And by the bye — I WANT a Jarvis!  A computerized butler, assistant, and 3-D computer interface.  Jarvis goes on my short list of SF inventions I want (along with, say a TARDIS), but I digress.

Tony goes to the Fire-Fighters ball that one of  his charities sponsors, and dances with Pepper, but then discovers (a) Stark Industries is selling weapons to the enemy, (b) Obadiah froze Tony out so he could continue to do so.  Finding about about Stark weapons being used to target Gulmira, Yinsen’s home town, Tony gets into the Ironman gear and decides to do something.  He kicks butt, basically.

More confirmation that Obadiah is not Tony’s friend:  he’s paying the rebels (in cash and weapons), and asked them to kill Tony Stark.  And this was before Tony becomes Ironman.  Obadiah takes the pieces of Tony’s original survival suit (which were left in the desert) to Level 16 of Stark Industries, so he can make more suits.  Tony needs proof of this so he sends in Pepper to get that proof.  But she doesn’t immediately agree — that their conversation says a lot about both characters and their relationship.

“There is the next mission and nothing else.”  — Tony
“Is that so?  Well, then, I quit.”  — Pepper
“You stood by my side all these years while I reaped the benefits of destruction.  And now that I’m trying to protect the people I put in harm’s way; You’re going to walk out?” — Tony
“You’re going to kill yourself, Tony.  I’m not going to be a part of  it.” — Pepper
“I shouldn’t be alive, unless it was for a reason.  I’m not crazy, Pepper.  I just finally know what I have to do.  And I know in my heart that it’s right.” — Tony

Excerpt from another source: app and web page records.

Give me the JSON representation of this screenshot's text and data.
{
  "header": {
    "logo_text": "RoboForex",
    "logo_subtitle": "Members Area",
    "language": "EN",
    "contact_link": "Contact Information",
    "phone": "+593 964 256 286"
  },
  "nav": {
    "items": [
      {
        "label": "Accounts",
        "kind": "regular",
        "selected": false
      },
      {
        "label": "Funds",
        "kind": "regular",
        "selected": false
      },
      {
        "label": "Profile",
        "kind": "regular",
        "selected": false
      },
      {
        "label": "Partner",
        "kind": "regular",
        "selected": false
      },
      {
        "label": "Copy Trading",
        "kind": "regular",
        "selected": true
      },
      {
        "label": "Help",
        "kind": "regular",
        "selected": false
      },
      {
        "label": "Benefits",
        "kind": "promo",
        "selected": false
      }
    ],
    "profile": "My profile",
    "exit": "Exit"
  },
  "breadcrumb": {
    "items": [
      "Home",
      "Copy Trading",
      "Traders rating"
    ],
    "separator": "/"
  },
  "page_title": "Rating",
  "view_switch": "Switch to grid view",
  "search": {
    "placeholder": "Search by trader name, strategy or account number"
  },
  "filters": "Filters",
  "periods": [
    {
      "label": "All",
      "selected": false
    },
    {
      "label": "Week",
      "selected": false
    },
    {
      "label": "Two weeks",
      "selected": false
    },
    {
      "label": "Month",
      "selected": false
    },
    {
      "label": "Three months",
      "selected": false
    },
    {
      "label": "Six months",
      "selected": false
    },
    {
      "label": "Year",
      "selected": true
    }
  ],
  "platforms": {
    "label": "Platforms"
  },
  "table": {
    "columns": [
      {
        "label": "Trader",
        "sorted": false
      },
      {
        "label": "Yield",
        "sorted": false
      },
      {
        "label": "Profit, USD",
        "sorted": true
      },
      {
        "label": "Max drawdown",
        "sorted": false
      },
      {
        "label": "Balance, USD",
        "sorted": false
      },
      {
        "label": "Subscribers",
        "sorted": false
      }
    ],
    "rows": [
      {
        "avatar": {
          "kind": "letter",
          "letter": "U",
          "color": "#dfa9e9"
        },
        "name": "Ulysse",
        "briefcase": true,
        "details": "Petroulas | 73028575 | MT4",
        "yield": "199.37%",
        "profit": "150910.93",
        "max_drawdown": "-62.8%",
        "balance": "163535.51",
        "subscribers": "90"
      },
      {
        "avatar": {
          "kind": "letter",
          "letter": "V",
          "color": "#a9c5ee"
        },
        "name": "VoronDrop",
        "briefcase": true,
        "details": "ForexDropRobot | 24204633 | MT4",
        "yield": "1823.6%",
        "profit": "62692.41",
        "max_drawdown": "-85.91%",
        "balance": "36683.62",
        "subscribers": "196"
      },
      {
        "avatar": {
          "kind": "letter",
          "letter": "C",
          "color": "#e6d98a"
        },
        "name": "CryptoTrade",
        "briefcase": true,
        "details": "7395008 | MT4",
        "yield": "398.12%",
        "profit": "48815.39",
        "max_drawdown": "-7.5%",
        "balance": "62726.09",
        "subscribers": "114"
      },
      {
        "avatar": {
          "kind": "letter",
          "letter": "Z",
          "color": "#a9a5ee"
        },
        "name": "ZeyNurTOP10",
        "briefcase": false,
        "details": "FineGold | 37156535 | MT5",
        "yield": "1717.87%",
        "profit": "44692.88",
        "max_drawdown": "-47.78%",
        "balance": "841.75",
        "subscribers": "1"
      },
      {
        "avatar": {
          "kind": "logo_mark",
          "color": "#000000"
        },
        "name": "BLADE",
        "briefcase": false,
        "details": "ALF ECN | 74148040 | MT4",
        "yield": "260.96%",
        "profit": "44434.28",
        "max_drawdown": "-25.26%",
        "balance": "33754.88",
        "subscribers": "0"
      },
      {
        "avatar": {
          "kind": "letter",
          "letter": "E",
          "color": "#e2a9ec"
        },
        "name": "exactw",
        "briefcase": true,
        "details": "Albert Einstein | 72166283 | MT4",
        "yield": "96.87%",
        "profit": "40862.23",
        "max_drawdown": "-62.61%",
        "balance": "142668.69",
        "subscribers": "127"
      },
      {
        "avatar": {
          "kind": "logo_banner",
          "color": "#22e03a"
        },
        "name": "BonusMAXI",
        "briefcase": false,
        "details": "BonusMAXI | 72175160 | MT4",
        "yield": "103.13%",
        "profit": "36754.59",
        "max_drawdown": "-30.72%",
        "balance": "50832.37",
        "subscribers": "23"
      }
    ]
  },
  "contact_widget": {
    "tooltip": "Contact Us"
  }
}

Tony is learning responsibility, and he’s starting to acknowledge his feelings for Pepper.  Feelings she’s returned but for the fact that he’s her boss.  But there is a caring between the two.

Pepper gets the info and runs into Agent Coulson of S.H.I.E.L.D.  But Obadiah gets to Tony first, stuns him, takes the arc reactor, threatens to kill Pepper, and informs Tony he’s going to make an army of Ironman suits to sell to the highest bidder.  Dying, Tony tries to get to his workshop to put the old arc reactor in his chest.  Meanwhile, Pepper is frantic — worrying about Tony.  She sends Rhodey to him.

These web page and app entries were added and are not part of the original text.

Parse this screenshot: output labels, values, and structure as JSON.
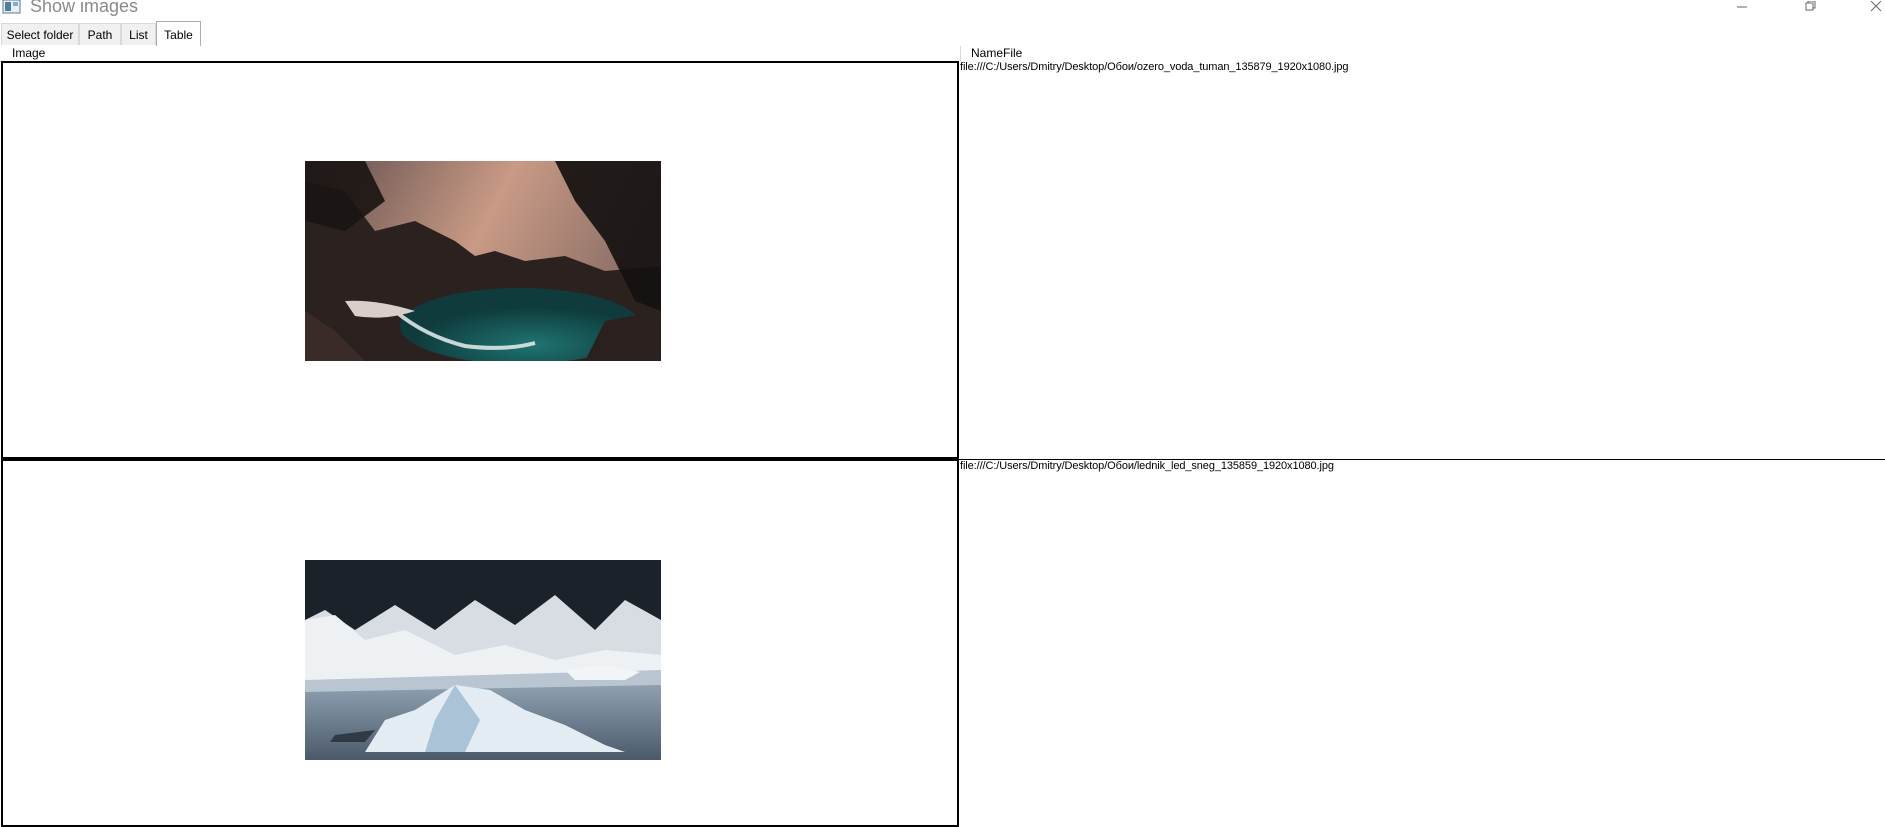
{
  "window": {
    "title": "Show images",
    "controls": [
      "minimize-icon",
      "restore-icon",
      "close-icon"
    ]
  },
  "tabs": [
    {
      "label": "Select folder",
      "active": false
    },
    {
      "label": "Path",
      "active": false
    },
    {
      "label": "List",
      "active": false
    },
    {
      "label": "Table",
      "active": true
    }
  ],
  "table": {
    "columns": [
      "Image",
      "NameFile"
    ],
    "rows": [
      {
        "image": "coastal cove with turquoise water and dark cliffs at dusk",
        "name_file": "file:///C:/Users/Dmitry/Desktop/Обои/ozero_voda_tuman_135879_1920x1080.jpg"
      },
      {
        "image": "glacier with icebergs floating in front of snowy mountains",
        "name_file": "file:///C:/Users/Dmitry/Desktop/Обои/lednik_led_sneg_135859_1920x1080.jpg"
      }
    ]
  }
}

Tony is able to get in the Ironman suit and fight Obadiah.  Though S.H.I.E.L.D. prepares an alibi for Tony – he admits before a press conference that he is Ironman – cut to end credits.

Ironman walks the path of many more traditional hero stories — the hero (to be) is a jerk, with problems understanding the real world.  The hero faces a life-altering threat.  A mentor helps the hero see his true path, but dies.  The hero emerges in a new guise but isn’t quite ready or the completed/perfect hero yet. There’s another crisis.  By walking through the fire of  the second crisis — the hero becomes the final, complete, perfected hero he is meant to be.  However, the film does it with style — and the artful talents of Robert Downey Jr and Gwyneth Paltrow — both of whom are excellent in this.  Enjoyable and fun!

Recommendation:  See it!
Rating:  4 out of  5 Stars
Next Film:  Ironman II